John Norman’s Gor
Probably the single most coherent and widely recognized reference for ritual position training of female slaves is found in the Gor Novels of John Norman, published from 1967 onward. While Norman may not have invented the concept of position training for female slaves, I think we have to acknowledge that he heavily contributed to popularizing the concept. The term “nadu” is so universally used for a particular submissive kneeling position that it is referenced by name in dozens of books, and indeed in our guide.
Traditional BDSM “Houses”
It’s worth noting one influence that never really existed but still fired imaginations. Author Laura Antoniou says “the existence of so-called ancient European houses of SM, one of the more persistent cultural myths of our community.” Still we can find references to the concept in literature going back to the 1930s and earlier, most notably in the 1954 Story of O. Yet while kneeling and bowing are commonplace, we don’t really see any focus on carriage or posture, and there is precious little reference to specialized positions. Women who are to be fucked are described as being told to get into certain positions, but they are seldom ritualized. Without question though this influential literature suggested certain positions, and those wishing to play it out in real life needed to invent them or cull them from other sources.
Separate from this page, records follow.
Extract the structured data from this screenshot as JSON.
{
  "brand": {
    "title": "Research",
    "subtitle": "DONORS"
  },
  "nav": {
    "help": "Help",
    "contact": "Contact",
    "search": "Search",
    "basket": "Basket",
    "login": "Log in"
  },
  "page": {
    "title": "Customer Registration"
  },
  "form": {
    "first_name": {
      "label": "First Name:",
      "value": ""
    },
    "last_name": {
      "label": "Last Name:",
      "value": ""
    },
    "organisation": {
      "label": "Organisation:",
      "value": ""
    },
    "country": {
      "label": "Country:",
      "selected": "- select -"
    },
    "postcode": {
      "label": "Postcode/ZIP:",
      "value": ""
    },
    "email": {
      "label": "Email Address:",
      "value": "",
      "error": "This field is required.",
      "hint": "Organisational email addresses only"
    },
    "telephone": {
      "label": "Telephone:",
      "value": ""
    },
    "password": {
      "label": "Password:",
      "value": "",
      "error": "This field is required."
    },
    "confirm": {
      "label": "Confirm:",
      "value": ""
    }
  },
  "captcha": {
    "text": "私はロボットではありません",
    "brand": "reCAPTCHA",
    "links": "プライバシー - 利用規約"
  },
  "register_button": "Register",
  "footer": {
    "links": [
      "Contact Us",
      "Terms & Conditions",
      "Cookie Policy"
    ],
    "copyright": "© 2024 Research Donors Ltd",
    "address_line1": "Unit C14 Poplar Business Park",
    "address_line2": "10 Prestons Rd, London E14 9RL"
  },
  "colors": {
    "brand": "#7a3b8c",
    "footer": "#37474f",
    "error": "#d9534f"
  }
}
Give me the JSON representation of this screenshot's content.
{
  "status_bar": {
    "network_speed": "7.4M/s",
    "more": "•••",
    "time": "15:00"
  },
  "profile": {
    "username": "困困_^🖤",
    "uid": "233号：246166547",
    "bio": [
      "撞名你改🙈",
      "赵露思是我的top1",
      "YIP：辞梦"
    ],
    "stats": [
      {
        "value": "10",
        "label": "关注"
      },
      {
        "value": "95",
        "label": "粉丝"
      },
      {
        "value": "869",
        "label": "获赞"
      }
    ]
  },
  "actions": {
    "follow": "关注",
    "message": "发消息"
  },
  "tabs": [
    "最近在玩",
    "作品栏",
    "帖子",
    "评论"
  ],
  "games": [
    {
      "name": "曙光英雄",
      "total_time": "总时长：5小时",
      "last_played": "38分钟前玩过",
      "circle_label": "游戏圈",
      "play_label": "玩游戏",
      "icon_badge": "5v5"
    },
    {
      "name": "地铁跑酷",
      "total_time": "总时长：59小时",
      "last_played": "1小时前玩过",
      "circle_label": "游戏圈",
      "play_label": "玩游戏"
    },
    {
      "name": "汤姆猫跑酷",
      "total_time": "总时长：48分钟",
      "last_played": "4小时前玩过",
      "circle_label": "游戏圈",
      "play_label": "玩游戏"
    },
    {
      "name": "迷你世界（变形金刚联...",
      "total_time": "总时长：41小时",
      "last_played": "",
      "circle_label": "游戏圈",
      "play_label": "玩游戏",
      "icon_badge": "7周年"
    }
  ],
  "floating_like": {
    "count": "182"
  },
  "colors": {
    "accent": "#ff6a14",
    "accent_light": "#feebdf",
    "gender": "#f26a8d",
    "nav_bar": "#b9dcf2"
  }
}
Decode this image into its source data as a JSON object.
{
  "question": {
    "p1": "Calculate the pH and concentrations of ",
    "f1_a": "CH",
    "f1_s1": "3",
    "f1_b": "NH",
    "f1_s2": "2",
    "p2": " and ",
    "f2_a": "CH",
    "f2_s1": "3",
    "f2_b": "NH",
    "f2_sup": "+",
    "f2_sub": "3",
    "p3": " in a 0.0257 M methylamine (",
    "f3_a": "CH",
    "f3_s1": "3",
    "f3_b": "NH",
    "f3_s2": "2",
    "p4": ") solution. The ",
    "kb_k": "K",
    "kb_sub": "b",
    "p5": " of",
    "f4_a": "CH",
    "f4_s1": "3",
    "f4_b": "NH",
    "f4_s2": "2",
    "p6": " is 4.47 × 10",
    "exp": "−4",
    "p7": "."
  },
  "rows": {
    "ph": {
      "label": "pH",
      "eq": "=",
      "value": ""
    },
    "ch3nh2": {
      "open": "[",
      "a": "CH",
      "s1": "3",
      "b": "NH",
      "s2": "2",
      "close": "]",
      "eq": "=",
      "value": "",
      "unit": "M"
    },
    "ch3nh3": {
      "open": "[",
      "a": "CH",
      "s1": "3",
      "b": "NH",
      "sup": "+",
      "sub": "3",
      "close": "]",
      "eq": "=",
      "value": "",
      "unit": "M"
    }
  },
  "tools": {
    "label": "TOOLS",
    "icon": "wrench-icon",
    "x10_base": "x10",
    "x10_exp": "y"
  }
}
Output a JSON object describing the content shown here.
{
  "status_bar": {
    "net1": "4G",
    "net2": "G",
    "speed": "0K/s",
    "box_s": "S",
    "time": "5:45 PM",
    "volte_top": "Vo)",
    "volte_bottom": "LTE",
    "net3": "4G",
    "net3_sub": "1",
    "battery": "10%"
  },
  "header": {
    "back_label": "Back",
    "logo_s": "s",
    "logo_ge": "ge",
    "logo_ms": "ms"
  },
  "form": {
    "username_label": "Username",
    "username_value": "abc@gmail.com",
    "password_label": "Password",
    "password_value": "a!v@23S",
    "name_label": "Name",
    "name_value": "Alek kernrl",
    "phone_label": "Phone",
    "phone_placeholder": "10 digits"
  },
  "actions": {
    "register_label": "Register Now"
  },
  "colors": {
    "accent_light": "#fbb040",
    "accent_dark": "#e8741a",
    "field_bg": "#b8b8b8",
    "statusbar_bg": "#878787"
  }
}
Modern Position Training
Modern trends tend to combine various sources to present a slate of positions that encourage girls to carry themselves well and politely, and give their Dominant or Master a wide variety of positions for imposing control.
James often gets asked “why do you do position training”
I remember being a young Dom trying desperately to come up with things to command a woman to do. Often defaulting to little more than “what should I tell you to do sweetheart,” or “well, let’s relax and I order you to do what you want.” The fact was that I was often dealing with people who didn’t know their own limits, I was afraid of breaking them, and needed “things to do” other than fuck and flog as I got to know them and learned their capabilities.
There are certainly bottoms who like to start out fast and hard. There are times when a scene can consist of “I throw you against a wall and fuck you brutally,” or “I hit you suddenly and hard with a cane.” But for many partnerships it would be an exhausting and unwelcome element on a day to day basis. For that reason we included warmups in BDSM and foreplay in sex.
In kink play we don’t just go up to a bottom and go at them full force with a heavy cane, unless that’s the agreed on scene. In general we use a ramp up. Hands…Doeskin flogger…Light caning…Cane taps…Varied sensation. We work to get the bottom to a level where the stimulation is exciting to them.
And some bottoms can drop very quickly, and drop into a heavy D/s “down” state. But in most cases we recognize the need to do some buildup.
That’s where position drill (and to some extent other protocol elements) come in. They’re the equivalent of the doeskin flogger for control. They are the tool that is available to the Dom when the bottom says “tell me what to do, I want to surrender to you,” and you know on a lot of levels that they are not in a headspace where they are ready for that to be sex or heavy pain. It’s a mental and emotional warmup.
For every new Dom who has ever had a bottom saying “take me, control me, tell me what to do.” That’s the key. Having something to tell them.
Positions can be seen as “bread and butter,” or “building blocks.” They are the way to ramp up a control/mental scene. They are the way to build a feeling of surrender and control quickly and recall it with a word. They are the water in the soup. Positions and protocols for behavior are the start to a control scene that ends with a powerful emotional release/exchange/reaction.